In the year ended 31 December the firm turned over £2.35bn, an increase of 19% on its 2017 figure, while pre-tax profit came in at £32.8m – down 8% year-on-year, and resulting in a pre-tax margin of 1.4%. 

In its annual report Mace also revealed chief finance officer Dennis Hone will retire at the end of the year.


Mark Reynolds, chief executive of Mace, told Building it had been a “good year” despite “challenges on a couple of projects”. 

But he revealed that the group would see its revenue dip “quite a bit” below £2bn in 2019, having broken through the £2bn barrier for the first time last year.

Reynolds told Building: “There was a bit of a spike in our last year from our international business and datacentre contracts. It was a bumper year. This year [2019] will be less. There’ll be a drop in turnover in London and the South East.”

“Like many others, [if] you have a problem on a project and you have to write down profit it’s the 1% of projects that hurt you. This year coming construction will do very well. I’m not worried about turnover, it’s about profit. Our margin will go up significantly.”

This year will be the last for current chief financial officer Hone, who joined the contractor in 2014. He was previously chief executive of the London Legacy Development Corporation, and before that as head of the Olympic Delivery Authority. 

He is set to be replaced by Richard Bienfait, who was made chief executive of higher education developer University Parternships Programme in January this year. He was previously chief financial officer at the group. 

Bienfait will join Mace in the likely aftermath of the UK’s exit from the European Union, with Reynolds saying he was concerned by clients being more selective about work as a result. 

“They’re all more cautious with the Brexit effect. Brexit for us is a short-term hit in the first instance,” he said. “The movement of goods is the biggest risk. It can hit you on projects, with higher prelims, and delays and potentially damages.”

Reynolds also warned against over-borrowing in the contracting business. “It’s all about cash balances and cash resilience. If you have to borrow money to fund your operational business then that’s dangerous.

“Well-run companies don’t have these sorts of problems.
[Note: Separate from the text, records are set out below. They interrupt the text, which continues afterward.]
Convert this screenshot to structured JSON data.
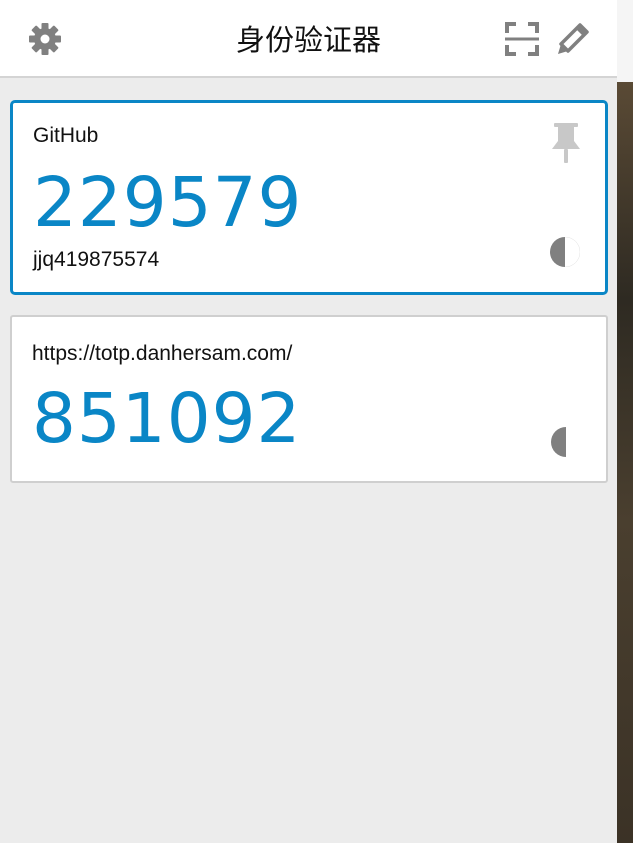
{
  "header": {
    "title": "身份验证器",
    "icons": {
      "settings": "gear-icon",
      "scan": "scan-qr-icon",
      "edit": "pencil-icon"
    }
  },
  "entries": [
    {
      "issuer": "GitHub",
      "code": "229579",
      "account": "jjq419875574",
      "selected": true,
      "pinned": true,
      "timer_remaining": 0.5
    },
    {
      "issuer": "https://totp.danhersam.com/",
      "code": "851092",
      "account": "",
      "selected": false,
      "pinned": false,
      "timer_remaining": 0.5
    }
  ],
  "colors": {
    "accent": "#0a86c6",
    "icon_gray": "#808080",
    "pin_gray": "#c8c8c8",
    "background": "#ececec"
  }
}
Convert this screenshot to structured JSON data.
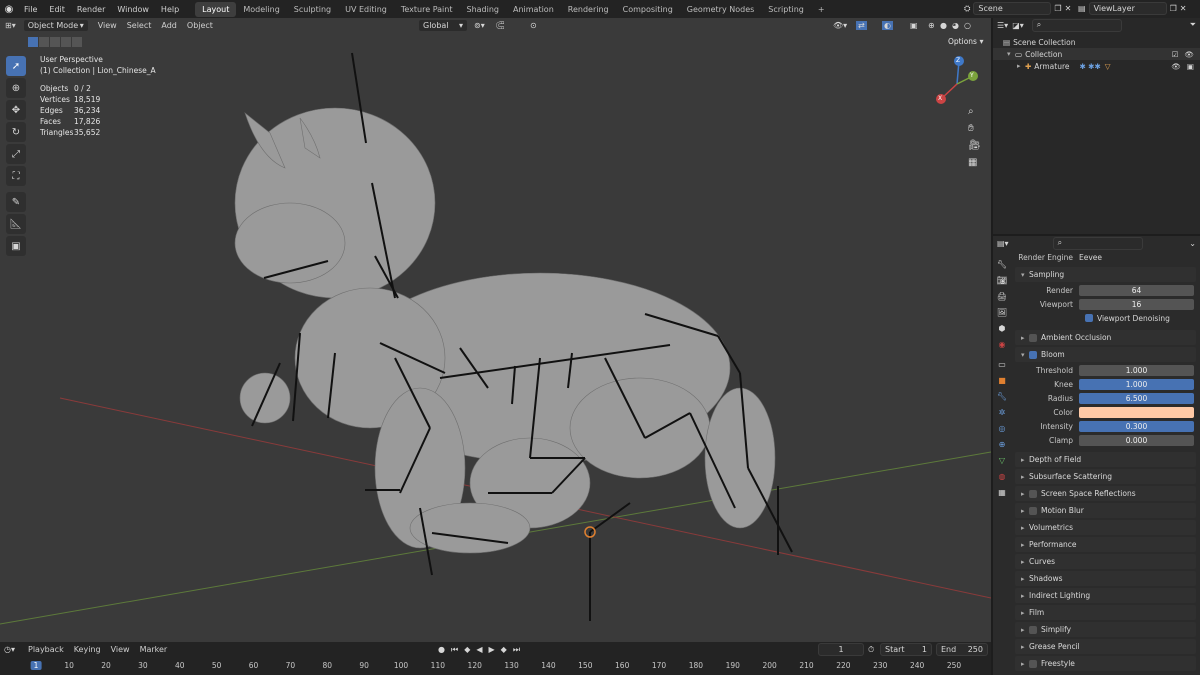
{
  "top_menu": [
    "File",
    "Edit",
    "Render",
    "Window",
    "Help"
  ],
  "workspace_tabs": [
    "Layout",
    "Modeling",
    "Sculpting",
    "UV Editing",
    "Texture Paint",
    "Shading",
    "Animation",
    "Rendering",
    "Compositing",
    "Geometry Nodes",
    "Scripting"
  ],
  "active_tab": "Layout",
  "add_tab": "+",
  "scene": "Scene",
  "view_layer": "ViewLayer",
  "viewport_header": {
    "mode": "Object Mode",
    "menus": [
      "View",
      "Select",
      "Add",
      "Object"
    ],
    "transform_orientation": "Global",
    "options": "Options"
  },
  "viewport_info": {
    "perspective": "User Perspective",
    "collection": "(1) Collection | Lion_Chinese_A",
    "stats": [
      {
        "label": "Objects",
        "value": "0 / 2"
      },
      {
        "label": "Vertices",
        "value": "18,519"
      },
      {
        "label": "Edges",
        "value": "36,234"
      },
      {
        "label": "Faces",
        "value": "17,826"
      },
      {
        "label": "Triangles",
        "value": "35,652"
      }
    ]
  },
  "gizmo": {
    "x": "X",
    "y": "Y",
    "z": "Z"
  },
  "outliner": {
    "root": "Scene Collection",
    "collection": "Collection",
    "armature": "Armature"
  },
  "properties": {
    "render_engine_label": "Render Engine",
    "render_engine_value": "Eevee",
    "sampling": {
      "title": "Sampling",
      "render_label": "Render",
      "render_value": "64",
      "viewport_label": "Viewport",
      "viewport_value": "16",
      "denoise": "Viewport Denoising"
    },
    "ambient_occlusion": "Ambient Occlusion",
    "bloom": {
      "title": "Bloom",
      "threshold_label": "Threshold",
      "threshold": "1.000",
      "knee_label": "Knee",
      "knee": "1.000",
      "radius_label": "Radius",
      "radius": "6.500",
      "color_label": "Color",
      "color": "#ffc9a6",
      "intensity_label": "Intensity",
      "intensity": "0.300",
      "clamp_label": "Clamp",
      "clamp": "0.000"
    },
    "sections": [
      "Depth of Field",
      "Subsurface Scattering",
      "Screen Space Reflections",
      "Motion Blur",
      "Volumetrics",
      "Performance",
      "Curves",
      "Shadows",
      "Indirect Lighting",
      "Film",
      "Simplify",
      "Grease Pencil",
      "Freestyle"
    ],
    "checkbox_sections": [
      "Screen Space Reflections",
      "Motion Blur",
      "Simplify",
      "Freestyle"
    ]
  },
  "timeline": {
    "menus": [
      "Playback",
      "Keying",
      "View",
      "Marker"
    ],
    "current_frame": "1",
    "start_label": "Start",
    "start": "1",
    "end_label": "End",
    "end": "250",
    "ticks": [
      "1",
      "10",
      "20",
      "30",
      "40",
      "50",
      "60",
      "70",
      "80",
      "90",
      "100",
      "110",
      "120",
      "130",
      "140",
      "150",
      "160",
      "170",
      "180",
      "190",
      "200",
      "210",
      "220",
      "230",
      "240",
      "250"
    ]
  },
  "colors": {
    "accent": "#4772b3",
    "bg_viewport": "#3a3a3a",
    "panel": "#2b2b2b"
  }
}
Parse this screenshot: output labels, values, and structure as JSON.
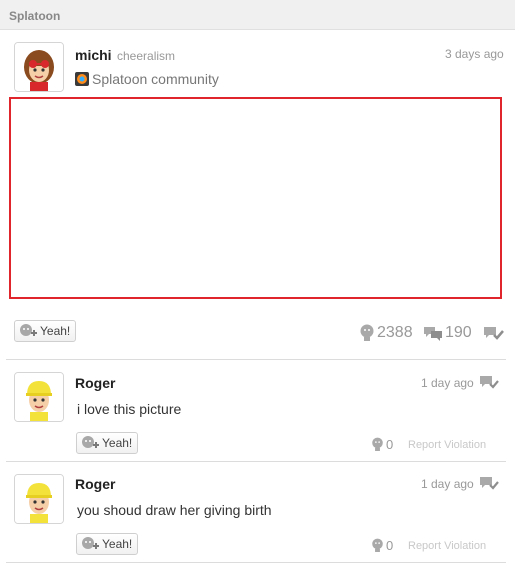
{
  "community_bar": {
    "title": "Splatoon"
  },
  "post": {
    "user_name": "michi",
    "user_tag": "cheeralism",
    "timestamp": "3 days ago",
    "community_name": "Splatoon community",
    "yeah_label": "Yeah!",
    "yeah_count": "2388",
    "comment_count": "190"
  },
  "comments": [
    {
      "user_name": "Roger",
      "timestamp": "1 day ago",
      "text": "i love this picture",
      "yeah_label": "Yeah!",
      "yeah_count": "0",
      "report_label": "Report Violation"
    },
    {
      "user_name": "Roger",
      "timestamp": "1 day ago",
      "text": "you shoud draw her giving birth",
      "yeah_label": "Yeah!",
      "yeah_count": "0",
      "report_label": "Report Violation"
    }
  ],
  "colors": {
    "highlight_border": "#e0262c",
    "muted": "#999999"
  }
}
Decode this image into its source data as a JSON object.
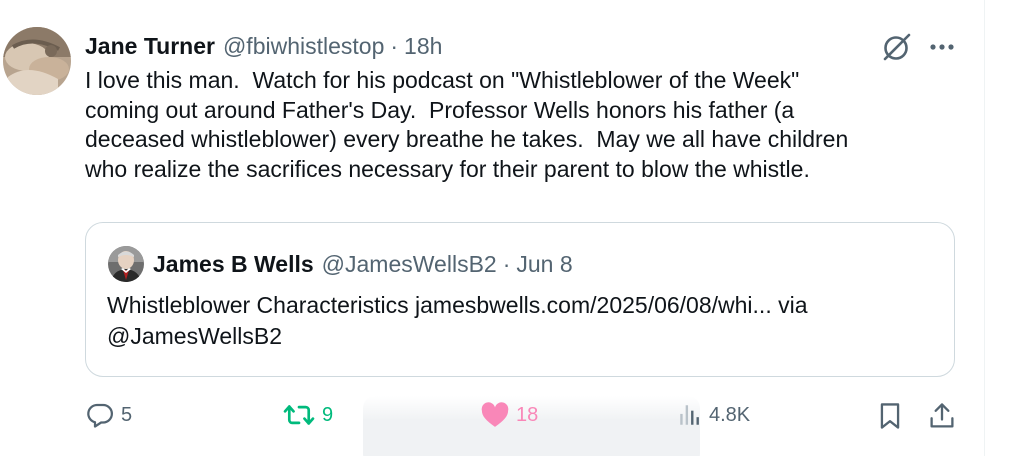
{
  "tweet": {
    "author_name": "Jane Turner",
    "author_handle": "@fbiwhistlestop",
    "separator": "·",
    "time": "18h",
    "text": "I love this man.  Watch for his podcast on \"Whistleblower of the Week\"\ncoming out around Father's Day.  Professor Wells honors his father (a\ndeceased whistleblower) every breathe he takes.  May we all have children\nwho realize the sacrifices necessary for their parent to blow the whistle."
  },
  "quote": {
    "author_name": "James B Wells",
    "author_handle": "@JamesWellsB2",
    "separator": "·",
    "date": "Jun 8",
    "text": "Whistleblower Characteristics jamesbwells.com/2025/06/08/whi... via @JamesWellsB2"
  },
  "actions": {
    "replies": "5",
    "reposts": "9",
    "likes": "18",
    "views": "4.8K"
  },
  "icons": {
    "grok": "grok-icon",
    "more": "more-icon",
    "reply": "reply-icon",
    "repost": "repost-icon",
    "like": "heart-icon",
    "views": "views-icon",
    "bookmark": "bookmark-icon",
    "share": "share-icon"
  },
  "colors": {
    "text": "#0f1419",
    "muted": "#536471",
    "repost_active": "#00ba7c",
    "like_active": "#f91880",
    "border": "#cfd9de"
  }
}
The example is Carillion. If you pay out more than you earn over a long period, then you’re going to end up in a bad place.”